(The data begins)
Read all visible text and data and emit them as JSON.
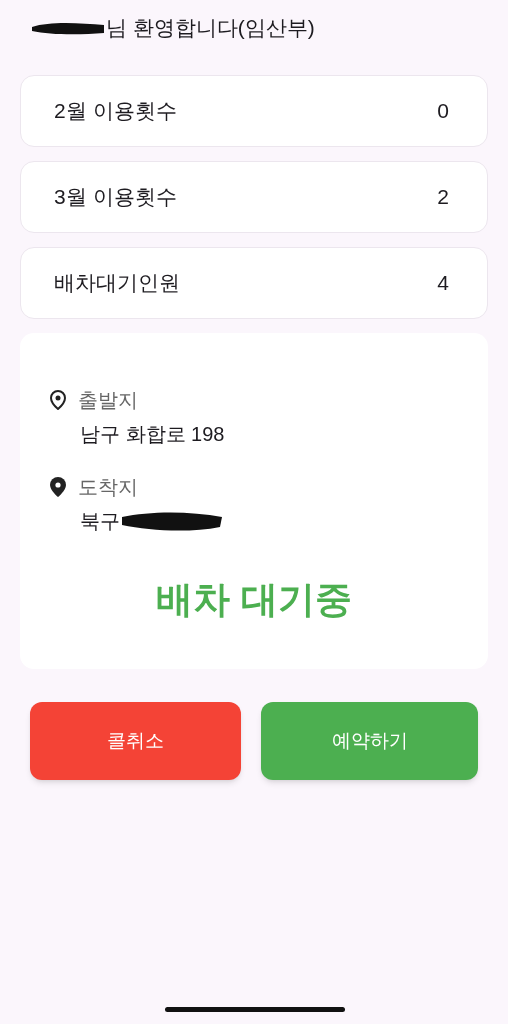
{
  "greeting": "님 환영합니다(임산부)",
  "stats": [
    {
      "label": "2월 이용횟수",
      "value": "0"
    },
    {
      "label": "3월 이용횟수",
      "value": "2"
    },
    {
      "label": "배차대기인원",
      "value": "4"
    }
  ],
  "route": [
    {
      "kind": "origin",
      "label": "출발지",
      "address": "남구 화합로 198"
    },
    {
      "kind": "destination",
      "label": "도착지",
      "address": "북구"
    }
  ],
  "status": "배차 대기중",
  "buttons": [
    {
      "kind": "cancel",
      "label": "콜취소"
    },
    {
      "kind": "reserve",
      "label": "예약하기"
    }
  ]
}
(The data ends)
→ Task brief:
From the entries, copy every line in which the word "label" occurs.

→ Result of this exercise:
      "label": "2월 이용횟수",
      "label": "3월 이용횟수",
      "label": "배차대기인원",
      "label": "출발지",
      "label": "도착지",
      "label": "콜취소"
      "label": "예약하기"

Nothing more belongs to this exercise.